Film is a large multi-billion dollar industry in the USA and worldwide overall. Compared to other industries it has a very unique characteristic. For example when it comes to the real estate, fashion, cars consumer cost will always reflect the cost of manufacturing. If Nissan spends less on manufacturing a car, it will charge less than what Rolls Royce would. This rule doesn’t hold in the movie industry. When a person goes to a movie theater they have a wide variety of choices and the price for all the movies is mostly equal or has a very small range. So if its not the price, question stands what drives consumers to chose film A over the film B? With the sample data obtained from 100 motion pictures produced in 2005 it is possible to investigate which factors affect movie attendance. Analysis of variables such as Opening Gross Sales, Number of Theaters, Weeks in Top 60 and Total Gross shows the overall shape and tendencies of this business, while the correlation between them helps to determine which factors contribute to success of a movie and bring in the highest income.
Descriptive Statistics show that the Film Industry is highly variable and influenced by a few highly successful blockbusters.
Measure of Location
Measure of Variance
First Quartile Q1
Third Quartile Q3
Standart Deviation Opening Gross Sales
18.87470211 Total Gross Sales
63.16469269 Number of Theaters
1378.689444 Weeks in Top 60
Opening Gross Sales represent how anticipated and well received the movie is. Of the 100 movies the mean opening sale is $9.38 million.

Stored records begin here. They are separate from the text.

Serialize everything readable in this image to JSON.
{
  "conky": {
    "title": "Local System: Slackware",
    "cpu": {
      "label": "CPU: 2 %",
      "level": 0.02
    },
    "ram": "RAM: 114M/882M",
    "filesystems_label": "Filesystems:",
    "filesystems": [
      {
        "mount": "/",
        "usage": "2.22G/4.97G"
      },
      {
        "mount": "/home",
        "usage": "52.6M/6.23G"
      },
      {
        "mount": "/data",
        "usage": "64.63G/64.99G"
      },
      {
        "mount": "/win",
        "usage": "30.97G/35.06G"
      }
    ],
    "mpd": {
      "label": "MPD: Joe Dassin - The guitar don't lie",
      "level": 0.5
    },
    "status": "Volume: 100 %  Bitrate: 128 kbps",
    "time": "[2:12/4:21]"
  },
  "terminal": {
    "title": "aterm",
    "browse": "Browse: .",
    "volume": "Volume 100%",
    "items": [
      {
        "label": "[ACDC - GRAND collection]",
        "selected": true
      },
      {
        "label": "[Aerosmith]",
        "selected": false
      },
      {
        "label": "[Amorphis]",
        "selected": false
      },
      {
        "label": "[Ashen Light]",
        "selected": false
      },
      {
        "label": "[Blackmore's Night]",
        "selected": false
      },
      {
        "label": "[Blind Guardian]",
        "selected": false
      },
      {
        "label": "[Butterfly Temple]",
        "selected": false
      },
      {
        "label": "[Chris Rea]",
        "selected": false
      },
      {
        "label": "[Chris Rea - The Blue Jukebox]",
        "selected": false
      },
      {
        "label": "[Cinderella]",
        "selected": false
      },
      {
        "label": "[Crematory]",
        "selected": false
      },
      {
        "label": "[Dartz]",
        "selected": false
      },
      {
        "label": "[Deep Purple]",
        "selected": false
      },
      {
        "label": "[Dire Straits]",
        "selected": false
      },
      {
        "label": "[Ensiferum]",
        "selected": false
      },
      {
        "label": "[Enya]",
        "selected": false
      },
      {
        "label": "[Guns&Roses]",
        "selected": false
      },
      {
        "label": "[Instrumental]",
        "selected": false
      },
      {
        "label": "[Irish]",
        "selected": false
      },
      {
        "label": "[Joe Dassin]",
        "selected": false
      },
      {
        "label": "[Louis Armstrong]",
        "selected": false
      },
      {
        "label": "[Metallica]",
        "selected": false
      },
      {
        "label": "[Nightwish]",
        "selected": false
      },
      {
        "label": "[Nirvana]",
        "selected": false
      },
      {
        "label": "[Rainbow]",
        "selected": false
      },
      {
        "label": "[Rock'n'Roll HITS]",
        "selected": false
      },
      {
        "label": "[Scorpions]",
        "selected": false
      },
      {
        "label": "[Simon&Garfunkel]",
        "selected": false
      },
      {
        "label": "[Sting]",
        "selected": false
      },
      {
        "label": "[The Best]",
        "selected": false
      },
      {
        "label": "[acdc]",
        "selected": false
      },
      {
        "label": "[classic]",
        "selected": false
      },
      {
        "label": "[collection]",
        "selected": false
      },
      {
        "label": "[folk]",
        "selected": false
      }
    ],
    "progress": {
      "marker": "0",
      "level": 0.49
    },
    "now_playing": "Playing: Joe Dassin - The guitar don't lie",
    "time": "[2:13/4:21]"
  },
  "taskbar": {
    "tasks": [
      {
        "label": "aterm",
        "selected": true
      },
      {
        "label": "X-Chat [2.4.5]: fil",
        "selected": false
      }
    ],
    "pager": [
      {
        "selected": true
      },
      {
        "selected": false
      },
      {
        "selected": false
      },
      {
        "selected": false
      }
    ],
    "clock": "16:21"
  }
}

However the median is only $ 390,000. This means that 50% of the movies received $390,000 or less. The mean was affected by the top selling movies. Top 25% that have received $12.43 million or more in the opening week. The...
Please join StudyMode to read the full document